### Try it
Taking each line of the records in turn, count those containing "globe" and report only the number.

(Records from a dataset)
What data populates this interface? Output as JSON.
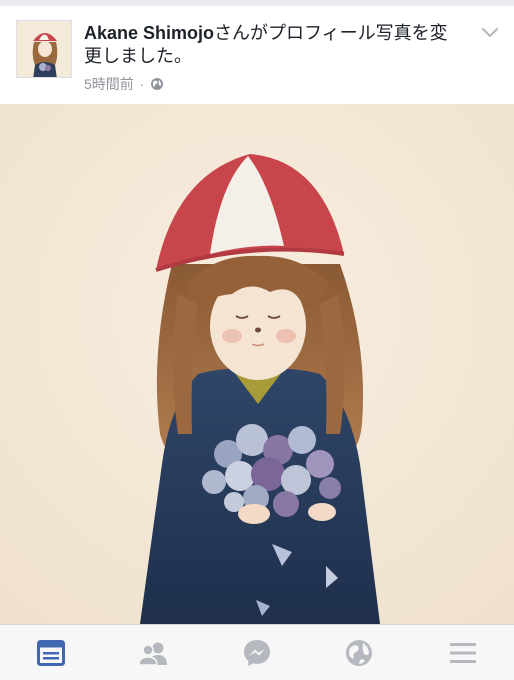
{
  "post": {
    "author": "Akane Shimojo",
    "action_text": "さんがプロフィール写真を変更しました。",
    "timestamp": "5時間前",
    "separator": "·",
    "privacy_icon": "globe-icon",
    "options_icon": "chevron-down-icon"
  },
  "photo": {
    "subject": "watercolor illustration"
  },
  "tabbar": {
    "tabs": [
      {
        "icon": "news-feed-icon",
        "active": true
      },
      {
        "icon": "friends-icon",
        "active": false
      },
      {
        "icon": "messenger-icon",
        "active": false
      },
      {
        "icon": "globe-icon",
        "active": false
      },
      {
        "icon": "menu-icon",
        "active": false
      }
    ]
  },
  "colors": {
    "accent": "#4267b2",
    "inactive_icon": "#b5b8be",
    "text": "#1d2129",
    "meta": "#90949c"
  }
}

### Written answer
2